Purpose: The purpose of this literature review is to examine whether administration of an SSRI improves functional recovery in post stroke patients without active depression.
Methods: Research published between January 1993 and January 2013 that investigated the use of the SSRI, fluoxetine, to optimize functional recovery after stroke was reviewed. Fluoxetine was chosen due to its favorable safety profile and use in the majority of studies. Only randomized, controlled trials that incorporated concurrent rehabilitation in patients without active depression were examined.
Results: The research demonstrated that fluoxetine has a positive treatment effect on functional recovery.
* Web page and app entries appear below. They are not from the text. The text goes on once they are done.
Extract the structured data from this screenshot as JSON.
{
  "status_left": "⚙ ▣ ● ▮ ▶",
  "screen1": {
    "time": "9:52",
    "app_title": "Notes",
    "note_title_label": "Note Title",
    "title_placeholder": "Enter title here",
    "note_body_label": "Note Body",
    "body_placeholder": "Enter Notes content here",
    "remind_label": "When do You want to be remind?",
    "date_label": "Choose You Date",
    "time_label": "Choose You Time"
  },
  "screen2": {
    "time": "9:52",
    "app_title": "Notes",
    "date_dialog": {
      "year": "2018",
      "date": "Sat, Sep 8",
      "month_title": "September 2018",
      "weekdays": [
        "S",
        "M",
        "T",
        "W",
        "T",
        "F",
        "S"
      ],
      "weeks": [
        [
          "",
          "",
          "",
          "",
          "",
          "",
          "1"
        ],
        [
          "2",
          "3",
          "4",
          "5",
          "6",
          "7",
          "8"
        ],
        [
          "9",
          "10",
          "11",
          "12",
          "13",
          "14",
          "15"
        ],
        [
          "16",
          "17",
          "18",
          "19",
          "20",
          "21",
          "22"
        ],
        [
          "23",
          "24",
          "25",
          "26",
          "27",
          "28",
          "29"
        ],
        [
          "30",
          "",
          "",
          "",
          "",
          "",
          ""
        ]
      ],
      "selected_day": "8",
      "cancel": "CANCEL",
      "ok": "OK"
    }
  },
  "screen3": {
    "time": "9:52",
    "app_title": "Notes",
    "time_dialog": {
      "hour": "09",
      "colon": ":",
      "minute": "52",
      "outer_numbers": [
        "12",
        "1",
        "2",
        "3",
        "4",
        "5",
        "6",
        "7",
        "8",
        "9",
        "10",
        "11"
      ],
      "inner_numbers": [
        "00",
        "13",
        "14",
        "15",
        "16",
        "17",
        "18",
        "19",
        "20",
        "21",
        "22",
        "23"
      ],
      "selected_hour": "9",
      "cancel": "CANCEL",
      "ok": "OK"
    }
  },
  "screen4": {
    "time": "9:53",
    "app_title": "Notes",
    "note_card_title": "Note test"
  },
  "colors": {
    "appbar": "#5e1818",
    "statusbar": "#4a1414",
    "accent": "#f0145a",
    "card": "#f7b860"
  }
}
However, due to methodological differences the comparison and pooling of data is limited. Study limitations include small sample size, heterogeneity of stroke type and severity, and time of fluoxetine initiation. Also, measures of functional recovery varied as well as rehabilitation programs.
Conclusion: In conclusion, the opportunity to improve functional recovery through the use of an SSRI post stroke is promising. Future research should establish a consistent methodology in order to further elucidate the role of SSRIs in reducing disability through its augmentation of neurogenesis. If established as an effective adjunct to post stroke rehabilitation, SSRIs may positively impact long-term outcomes.
Author Disclosures: A. Krisak: None.
- © 2014 by American Heart Association, Inc.